The book Mark of the Lion is a trilogy describing the fate of heroes living in the 1st century CE. In the first two volumes, the main characters are Hadassah, a slave convert to Christianity, and Marcus, a wealthy Roman. The concept is very reminiscent of the classic novel by the Polish Nobel Prize winner. The third part of the trilogy tells the story of Germanin Artretes, also present in the previous parts, and his journey with his miraculously survived son and Rispa, the woman who took care of the gladiator’s child.
Due to the subject matter that the author chose for the first two volumes, it’s hard not to resort to comparisons with Sienkiewicz, and this must be very negative for Mrs. Rivers. There is not much Latin in the Mark of the Lion trilogy, not even Sienkiewicz’s, but any extensive descriptions of the location. The author puts the main emphasis on the emotions of the characters, and their experiences, especially in terms of the Christian faith. This is, after all, the main goal of this novel, evangelization, which the author does not hide from the beginning. The action itself is definitely engaging, and thoughtful, with changes of pace, which is a solid asset of the novel. Undoubtedly, the biggest one, at least in the opinion of the author, would be a positive transformation or conversion of the reader. However, the theological considerations here are also at a fairly basic level. Instead of a deep theological dispute, we find here rather a strong testimony of faith. The Mark of the Lion trilogy is positioned in Christian streetcar literature rather than alongside the works of Thomas Aquinas. In addition to the lack of descriptions of historical locations, factual errors are also quite glaring, e.g. when Markus’s sister pays an “exorbitant” price of three sesterces in the temple for a beautiful scapegoat, which a few pages later turn out to be gold coins (sic!). Mrs. Rivers’s novel is universal, it could happen at any time because it tells about the struggle with difficulties that certainly can and still affect modern people. From a person setting his novel in antiquity, however, I would expect a solid historical preparation, or at least a thorough check by a researcher of antiquity. Unfortunately, both of these things are missing here, and the reader, even an amateur interested in history, will easily pick up a lot of errors and misrepresentations.

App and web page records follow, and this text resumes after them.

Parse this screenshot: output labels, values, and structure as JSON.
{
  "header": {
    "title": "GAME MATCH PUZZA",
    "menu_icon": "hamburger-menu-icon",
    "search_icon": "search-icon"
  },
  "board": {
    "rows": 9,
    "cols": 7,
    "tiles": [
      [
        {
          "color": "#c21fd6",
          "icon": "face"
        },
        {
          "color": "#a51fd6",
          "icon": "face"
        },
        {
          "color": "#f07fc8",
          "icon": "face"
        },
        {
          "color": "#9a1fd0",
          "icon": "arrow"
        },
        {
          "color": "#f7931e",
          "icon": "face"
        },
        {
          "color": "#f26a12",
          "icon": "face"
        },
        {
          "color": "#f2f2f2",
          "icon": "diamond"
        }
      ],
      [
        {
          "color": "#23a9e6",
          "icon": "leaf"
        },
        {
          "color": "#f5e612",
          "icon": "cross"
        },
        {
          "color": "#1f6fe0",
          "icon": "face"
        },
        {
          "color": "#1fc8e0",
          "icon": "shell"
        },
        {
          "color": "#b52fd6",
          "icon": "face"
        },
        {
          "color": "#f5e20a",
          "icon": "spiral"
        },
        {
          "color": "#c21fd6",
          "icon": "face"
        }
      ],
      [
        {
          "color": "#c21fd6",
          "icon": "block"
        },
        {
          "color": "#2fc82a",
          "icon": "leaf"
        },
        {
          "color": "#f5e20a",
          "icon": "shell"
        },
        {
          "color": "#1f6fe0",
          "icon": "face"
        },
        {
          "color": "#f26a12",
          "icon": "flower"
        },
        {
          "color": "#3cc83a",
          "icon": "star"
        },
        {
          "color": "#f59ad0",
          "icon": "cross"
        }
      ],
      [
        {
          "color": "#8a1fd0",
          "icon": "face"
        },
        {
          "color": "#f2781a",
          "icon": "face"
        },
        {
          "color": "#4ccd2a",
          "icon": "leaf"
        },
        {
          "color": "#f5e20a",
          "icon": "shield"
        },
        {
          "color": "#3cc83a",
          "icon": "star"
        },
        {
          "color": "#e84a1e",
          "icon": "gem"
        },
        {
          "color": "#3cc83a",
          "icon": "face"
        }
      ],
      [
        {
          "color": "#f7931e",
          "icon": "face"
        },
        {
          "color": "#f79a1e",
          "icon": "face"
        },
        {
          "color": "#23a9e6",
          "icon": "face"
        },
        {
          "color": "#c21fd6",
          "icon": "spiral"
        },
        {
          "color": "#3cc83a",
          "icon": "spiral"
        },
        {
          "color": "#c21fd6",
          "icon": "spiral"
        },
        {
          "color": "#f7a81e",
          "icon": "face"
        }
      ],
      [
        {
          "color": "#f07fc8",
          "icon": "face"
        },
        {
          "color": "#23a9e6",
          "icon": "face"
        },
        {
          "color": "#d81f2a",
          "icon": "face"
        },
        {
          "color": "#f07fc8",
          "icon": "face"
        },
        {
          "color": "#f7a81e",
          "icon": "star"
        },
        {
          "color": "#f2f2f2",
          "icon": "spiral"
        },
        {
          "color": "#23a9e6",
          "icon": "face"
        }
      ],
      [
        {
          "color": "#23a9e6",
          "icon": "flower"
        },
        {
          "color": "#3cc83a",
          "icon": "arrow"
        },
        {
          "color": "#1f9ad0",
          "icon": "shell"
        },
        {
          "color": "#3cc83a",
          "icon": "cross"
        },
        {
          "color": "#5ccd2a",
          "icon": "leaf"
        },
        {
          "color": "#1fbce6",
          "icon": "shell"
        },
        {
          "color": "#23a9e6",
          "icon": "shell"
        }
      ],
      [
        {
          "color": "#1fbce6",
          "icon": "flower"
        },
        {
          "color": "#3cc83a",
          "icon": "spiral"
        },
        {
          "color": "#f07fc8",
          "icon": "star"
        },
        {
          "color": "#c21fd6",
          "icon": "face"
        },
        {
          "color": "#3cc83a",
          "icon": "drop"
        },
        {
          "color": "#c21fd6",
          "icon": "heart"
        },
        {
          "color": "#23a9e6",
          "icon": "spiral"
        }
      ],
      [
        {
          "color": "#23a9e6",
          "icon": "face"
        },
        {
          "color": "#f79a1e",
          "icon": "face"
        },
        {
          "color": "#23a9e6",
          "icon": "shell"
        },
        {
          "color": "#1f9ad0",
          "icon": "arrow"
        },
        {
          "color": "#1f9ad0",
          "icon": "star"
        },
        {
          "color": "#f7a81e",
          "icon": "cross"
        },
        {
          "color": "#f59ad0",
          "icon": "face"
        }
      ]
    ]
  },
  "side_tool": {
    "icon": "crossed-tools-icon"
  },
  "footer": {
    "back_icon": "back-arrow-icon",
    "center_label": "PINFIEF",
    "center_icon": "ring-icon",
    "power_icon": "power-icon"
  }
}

Despite the factual flaws, the main task of the novel is to transport the reader into her world and make them stay there until the last page, as well as for some time after it closes, which Mrs. Rivers does admirably. Critics can hold writers accountable in many ways, but readers are the highest instance in this assessment, and this is very kind to the author. Another advantage for both Christians and non-believers must be the fact that the book is printed with a lot of positive emotions and dignified attitudes in the face of evil, which may be lacking in todays and any other times. For younger, but also some adult readers, the didactic aspect of the novel will certainly be valuable. I strongly recommend it to the reader looking for a testimony of faith, to the rest I recommend to the tram instead of Dan Brown.